[Interface dataset entries]
▬▬▬▬▬▬▬▬▬▬

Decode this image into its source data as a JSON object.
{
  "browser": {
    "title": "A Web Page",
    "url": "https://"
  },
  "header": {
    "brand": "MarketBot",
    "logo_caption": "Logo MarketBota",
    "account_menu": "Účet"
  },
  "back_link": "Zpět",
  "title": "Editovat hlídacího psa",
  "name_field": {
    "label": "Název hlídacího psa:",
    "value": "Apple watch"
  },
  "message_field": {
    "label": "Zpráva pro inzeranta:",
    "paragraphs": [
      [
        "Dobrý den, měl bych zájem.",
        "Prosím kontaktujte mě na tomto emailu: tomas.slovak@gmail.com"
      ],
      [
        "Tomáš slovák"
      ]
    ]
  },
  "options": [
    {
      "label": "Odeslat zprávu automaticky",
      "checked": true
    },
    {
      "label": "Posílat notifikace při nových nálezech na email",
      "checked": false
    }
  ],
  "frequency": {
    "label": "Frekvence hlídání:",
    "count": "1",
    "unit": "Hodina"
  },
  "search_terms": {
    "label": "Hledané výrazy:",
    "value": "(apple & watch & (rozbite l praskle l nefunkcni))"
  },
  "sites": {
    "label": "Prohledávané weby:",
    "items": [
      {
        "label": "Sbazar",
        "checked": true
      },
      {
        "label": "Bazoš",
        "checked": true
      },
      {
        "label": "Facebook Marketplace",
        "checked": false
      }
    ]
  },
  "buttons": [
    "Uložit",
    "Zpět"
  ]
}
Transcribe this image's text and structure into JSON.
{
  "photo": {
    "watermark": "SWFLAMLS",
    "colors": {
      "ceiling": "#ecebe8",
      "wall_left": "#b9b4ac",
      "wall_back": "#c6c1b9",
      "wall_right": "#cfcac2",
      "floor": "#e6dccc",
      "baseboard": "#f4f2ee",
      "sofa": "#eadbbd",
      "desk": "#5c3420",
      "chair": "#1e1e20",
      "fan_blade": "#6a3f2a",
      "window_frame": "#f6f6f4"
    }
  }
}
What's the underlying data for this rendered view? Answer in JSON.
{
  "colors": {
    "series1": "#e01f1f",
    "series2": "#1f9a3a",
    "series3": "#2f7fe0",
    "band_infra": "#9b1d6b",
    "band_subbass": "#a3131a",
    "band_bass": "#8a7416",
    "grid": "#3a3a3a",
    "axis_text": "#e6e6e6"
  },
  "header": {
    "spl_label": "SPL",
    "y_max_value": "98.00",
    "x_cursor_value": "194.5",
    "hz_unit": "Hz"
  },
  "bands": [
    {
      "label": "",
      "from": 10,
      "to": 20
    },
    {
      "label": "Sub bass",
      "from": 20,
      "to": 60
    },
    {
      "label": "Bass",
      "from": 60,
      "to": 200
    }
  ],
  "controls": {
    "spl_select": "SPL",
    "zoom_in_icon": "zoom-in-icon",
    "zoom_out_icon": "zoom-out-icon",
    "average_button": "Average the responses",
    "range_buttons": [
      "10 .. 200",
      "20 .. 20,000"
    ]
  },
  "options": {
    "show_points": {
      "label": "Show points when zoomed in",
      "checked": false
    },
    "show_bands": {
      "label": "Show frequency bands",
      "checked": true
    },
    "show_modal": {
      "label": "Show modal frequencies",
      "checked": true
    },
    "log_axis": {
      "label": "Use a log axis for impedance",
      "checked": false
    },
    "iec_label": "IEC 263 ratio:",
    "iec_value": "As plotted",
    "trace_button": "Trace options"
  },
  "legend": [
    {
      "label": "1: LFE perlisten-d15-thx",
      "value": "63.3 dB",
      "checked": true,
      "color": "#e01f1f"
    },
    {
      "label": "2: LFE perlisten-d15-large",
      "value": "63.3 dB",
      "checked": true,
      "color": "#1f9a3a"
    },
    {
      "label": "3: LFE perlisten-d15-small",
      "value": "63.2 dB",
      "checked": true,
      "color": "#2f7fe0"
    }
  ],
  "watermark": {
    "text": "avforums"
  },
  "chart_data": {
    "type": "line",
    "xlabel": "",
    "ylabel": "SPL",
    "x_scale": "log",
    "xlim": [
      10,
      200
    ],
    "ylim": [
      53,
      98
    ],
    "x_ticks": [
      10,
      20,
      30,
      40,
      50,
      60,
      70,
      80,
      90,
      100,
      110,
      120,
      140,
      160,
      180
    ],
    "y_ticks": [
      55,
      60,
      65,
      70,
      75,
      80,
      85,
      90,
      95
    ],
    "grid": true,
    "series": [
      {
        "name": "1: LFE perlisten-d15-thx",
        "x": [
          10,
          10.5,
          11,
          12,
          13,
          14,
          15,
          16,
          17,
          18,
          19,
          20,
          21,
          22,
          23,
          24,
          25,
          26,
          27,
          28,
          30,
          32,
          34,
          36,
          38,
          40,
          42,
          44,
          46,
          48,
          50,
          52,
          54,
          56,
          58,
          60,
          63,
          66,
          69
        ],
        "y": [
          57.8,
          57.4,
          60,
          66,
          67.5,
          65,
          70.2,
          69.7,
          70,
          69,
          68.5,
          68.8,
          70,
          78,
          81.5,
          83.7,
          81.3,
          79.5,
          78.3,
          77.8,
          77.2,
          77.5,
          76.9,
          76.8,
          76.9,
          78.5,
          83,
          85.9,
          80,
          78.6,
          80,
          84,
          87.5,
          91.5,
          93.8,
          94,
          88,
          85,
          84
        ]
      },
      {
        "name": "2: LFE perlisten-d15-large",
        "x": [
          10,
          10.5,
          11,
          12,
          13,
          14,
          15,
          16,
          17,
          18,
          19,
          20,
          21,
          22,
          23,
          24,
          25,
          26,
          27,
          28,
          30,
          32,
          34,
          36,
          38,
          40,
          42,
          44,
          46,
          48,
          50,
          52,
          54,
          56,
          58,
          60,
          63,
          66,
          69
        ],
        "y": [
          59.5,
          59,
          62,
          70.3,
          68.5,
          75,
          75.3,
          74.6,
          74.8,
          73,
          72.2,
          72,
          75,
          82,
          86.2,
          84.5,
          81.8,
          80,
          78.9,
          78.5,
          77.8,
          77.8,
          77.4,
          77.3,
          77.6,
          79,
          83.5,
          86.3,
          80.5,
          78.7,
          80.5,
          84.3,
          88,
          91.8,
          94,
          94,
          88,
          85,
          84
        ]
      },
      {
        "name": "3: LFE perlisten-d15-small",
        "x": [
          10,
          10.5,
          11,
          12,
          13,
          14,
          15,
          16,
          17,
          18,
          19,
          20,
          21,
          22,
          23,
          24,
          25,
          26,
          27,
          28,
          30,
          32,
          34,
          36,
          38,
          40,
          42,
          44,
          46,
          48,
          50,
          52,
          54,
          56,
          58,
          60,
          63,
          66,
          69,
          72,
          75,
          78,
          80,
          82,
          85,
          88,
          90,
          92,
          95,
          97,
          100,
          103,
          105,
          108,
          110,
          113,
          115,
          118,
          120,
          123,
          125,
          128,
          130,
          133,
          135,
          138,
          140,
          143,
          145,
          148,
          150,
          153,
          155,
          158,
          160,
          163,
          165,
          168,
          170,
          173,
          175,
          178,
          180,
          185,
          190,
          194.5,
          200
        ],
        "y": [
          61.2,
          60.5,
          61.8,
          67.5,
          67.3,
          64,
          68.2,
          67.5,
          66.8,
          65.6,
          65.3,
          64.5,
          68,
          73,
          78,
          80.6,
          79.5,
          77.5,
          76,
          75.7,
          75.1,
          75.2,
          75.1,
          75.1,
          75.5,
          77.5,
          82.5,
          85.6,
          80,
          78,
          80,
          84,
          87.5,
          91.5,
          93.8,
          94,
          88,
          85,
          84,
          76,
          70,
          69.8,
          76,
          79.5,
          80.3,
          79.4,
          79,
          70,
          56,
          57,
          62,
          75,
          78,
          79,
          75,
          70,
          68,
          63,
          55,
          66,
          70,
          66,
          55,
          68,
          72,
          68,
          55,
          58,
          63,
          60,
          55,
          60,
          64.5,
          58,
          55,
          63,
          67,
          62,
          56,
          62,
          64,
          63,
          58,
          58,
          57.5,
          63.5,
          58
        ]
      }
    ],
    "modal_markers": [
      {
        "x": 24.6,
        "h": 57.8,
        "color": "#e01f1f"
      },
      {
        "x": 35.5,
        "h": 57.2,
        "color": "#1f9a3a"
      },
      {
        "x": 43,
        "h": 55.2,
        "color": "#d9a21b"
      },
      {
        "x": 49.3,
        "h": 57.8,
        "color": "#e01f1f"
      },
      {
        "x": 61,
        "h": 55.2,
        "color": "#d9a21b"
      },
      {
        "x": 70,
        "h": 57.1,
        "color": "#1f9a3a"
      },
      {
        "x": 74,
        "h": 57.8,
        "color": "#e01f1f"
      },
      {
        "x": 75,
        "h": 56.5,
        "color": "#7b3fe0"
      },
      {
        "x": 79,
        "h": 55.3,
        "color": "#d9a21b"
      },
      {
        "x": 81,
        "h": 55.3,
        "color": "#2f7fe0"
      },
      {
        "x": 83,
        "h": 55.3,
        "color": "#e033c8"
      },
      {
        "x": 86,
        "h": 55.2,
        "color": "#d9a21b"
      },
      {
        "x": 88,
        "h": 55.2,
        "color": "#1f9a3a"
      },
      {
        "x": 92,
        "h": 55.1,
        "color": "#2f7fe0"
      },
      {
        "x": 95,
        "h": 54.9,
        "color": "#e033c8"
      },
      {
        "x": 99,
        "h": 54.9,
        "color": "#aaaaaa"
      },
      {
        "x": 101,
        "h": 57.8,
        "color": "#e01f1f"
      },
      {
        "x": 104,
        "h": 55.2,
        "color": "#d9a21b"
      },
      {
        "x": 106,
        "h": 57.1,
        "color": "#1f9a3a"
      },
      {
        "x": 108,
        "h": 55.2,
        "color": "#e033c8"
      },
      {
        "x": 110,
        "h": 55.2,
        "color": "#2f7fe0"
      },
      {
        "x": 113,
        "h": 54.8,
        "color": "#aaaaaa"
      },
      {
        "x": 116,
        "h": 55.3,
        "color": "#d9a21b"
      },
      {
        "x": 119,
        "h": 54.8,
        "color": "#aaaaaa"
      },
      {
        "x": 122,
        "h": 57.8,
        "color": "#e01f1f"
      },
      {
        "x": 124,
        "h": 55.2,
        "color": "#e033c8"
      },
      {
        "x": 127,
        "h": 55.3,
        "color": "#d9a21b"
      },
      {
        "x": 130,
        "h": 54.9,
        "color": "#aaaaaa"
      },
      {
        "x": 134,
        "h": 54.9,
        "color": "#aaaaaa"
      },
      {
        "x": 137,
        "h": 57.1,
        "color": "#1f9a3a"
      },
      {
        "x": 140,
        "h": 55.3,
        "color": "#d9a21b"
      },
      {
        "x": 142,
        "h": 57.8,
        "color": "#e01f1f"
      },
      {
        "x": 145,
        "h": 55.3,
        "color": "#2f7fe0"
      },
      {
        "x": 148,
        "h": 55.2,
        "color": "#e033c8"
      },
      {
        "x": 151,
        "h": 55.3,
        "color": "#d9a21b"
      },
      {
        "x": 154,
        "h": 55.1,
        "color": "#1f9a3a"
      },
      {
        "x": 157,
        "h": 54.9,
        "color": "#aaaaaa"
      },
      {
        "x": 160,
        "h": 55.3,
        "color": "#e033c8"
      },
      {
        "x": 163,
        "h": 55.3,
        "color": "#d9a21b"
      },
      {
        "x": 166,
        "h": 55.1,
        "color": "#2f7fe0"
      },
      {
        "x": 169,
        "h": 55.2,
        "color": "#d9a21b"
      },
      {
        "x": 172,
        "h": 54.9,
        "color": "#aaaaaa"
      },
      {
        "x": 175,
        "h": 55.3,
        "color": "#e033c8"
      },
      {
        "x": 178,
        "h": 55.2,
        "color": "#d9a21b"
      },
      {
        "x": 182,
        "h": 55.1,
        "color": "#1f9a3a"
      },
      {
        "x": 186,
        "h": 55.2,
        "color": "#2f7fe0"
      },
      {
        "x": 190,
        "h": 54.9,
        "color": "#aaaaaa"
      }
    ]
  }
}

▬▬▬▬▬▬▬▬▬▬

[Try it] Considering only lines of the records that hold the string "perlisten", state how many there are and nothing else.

[Result of the exercise] 6